*Requirement*
Could you say how many lines below contain the word "Windows"? Give the number with no other text.

[[ Task data, beginning ]]

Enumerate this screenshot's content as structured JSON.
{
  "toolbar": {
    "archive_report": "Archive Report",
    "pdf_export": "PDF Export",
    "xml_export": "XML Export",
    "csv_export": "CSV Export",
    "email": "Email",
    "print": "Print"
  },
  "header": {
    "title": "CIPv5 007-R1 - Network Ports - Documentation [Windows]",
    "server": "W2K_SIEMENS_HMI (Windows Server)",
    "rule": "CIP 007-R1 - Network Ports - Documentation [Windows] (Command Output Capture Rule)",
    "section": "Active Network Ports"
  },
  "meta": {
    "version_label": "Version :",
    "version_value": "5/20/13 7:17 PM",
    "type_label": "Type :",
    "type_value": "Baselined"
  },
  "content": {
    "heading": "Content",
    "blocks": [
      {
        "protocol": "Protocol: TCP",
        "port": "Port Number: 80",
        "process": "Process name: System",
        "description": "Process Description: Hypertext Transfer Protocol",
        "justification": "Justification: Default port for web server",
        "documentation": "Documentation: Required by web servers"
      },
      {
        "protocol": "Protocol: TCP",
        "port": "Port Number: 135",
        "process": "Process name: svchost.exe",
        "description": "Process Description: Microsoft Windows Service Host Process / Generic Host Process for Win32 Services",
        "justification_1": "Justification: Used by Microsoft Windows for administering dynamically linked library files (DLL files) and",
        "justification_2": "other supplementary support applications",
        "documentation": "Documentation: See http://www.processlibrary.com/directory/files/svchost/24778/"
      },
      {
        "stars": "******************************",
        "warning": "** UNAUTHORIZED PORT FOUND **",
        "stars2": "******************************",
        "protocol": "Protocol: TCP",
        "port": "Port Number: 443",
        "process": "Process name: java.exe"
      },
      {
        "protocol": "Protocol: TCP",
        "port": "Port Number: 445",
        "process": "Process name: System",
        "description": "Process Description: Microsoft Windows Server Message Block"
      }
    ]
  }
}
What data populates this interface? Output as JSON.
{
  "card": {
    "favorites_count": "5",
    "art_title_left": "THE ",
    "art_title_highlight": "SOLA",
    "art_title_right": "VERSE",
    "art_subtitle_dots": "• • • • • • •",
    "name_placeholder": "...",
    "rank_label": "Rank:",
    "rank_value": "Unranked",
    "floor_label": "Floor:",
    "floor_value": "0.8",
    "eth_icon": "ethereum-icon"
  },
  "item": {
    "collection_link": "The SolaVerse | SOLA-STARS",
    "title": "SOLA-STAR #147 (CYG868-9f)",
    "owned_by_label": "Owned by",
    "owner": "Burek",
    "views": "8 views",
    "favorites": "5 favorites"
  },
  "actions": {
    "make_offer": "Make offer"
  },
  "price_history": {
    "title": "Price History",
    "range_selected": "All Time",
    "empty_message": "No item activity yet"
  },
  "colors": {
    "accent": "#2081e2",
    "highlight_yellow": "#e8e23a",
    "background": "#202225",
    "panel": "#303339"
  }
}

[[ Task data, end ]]

*Solution*
6